At the freshman talent show last night I couldn’t help but be pulled back to the time when I had long hair and was silly enough and reckless enough to play Adele in front of a bunch of strangers. I remember sitting next to Evan McNeil who was playing the bagpipes, and I remember being told after I got back to my seat (shaking only slightly) that I should think about auditioning for a cappella. And it’s funny because I hadn’t even considered it before and probably wouldn’t have tried out if I someone hadn’t suggested it.
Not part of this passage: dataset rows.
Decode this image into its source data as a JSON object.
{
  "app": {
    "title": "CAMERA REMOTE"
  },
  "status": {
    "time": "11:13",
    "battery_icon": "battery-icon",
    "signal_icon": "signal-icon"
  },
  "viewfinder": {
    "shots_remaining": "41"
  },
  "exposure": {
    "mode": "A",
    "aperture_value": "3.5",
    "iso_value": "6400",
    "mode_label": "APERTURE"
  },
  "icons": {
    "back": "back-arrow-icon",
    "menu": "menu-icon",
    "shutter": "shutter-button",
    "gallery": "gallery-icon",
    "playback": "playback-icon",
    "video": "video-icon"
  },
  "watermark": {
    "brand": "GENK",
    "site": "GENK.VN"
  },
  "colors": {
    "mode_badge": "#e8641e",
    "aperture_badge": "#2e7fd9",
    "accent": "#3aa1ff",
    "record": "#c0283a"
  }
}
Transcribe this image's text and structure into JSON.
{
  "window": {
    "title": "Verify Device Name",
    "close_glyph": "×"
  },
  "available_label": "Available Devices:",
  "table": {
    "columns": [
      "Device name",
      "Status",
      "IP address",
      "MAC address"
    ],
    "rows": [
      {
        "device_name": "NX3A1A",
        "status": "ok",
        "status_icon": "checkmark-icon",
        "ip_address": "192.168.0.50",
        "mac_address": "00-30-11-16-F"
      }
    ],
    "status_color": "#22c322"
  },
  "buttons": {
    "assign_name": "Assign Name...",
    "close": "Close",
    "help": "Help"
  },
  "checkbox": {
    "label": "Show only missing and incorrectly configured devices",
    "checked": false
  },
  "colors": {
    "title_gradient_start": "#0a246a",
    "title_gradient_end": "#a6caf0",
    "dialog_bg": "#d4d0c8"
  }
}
Point is, I understand the impulse to return again and again to the moments that define our time here. I know that as human beings we are pulled ceaselessly back into the past. But for me personally, I would rather stay committed to embracing the time I still have, seeing it not as the final in a series of events, but the first of many many defining moments still to come.

It’s all very cheesy, and, as Rebecca pointed out, just a less efficient way of saying “YOLO”, but I would like to see this year not as the end but as a beginning. So for me, there will be no “lasts” and only “firsts”.

Tomorrow when I walk into Weitz, as I have many times in the past three years, it will not be the last time I begin a term at Carleton but the first time I get to take a (full term) class with Matt Rand, the first time I meet some of the people in my class, the first time seeing a particular screw or strange quote projected on the wall by the main stairs, the first time breathing this particular air with these particular cells in my lungs. And frankly I can’t wait.



Laura Did a Bad Bad Thing

So, I really missed singing…

And I’m a narcissist, if the mere existence of this blog hadn’t tipped you off.

I recorded myself singing covers of “Blackbird” and “While My Guitar Gently Weeps”. Which is just what the internet needs. More floppy untalented things seeking attention.

I’m sorry.

This is the worst.

Why am I even doing this?


Whatever. Enter at own risk.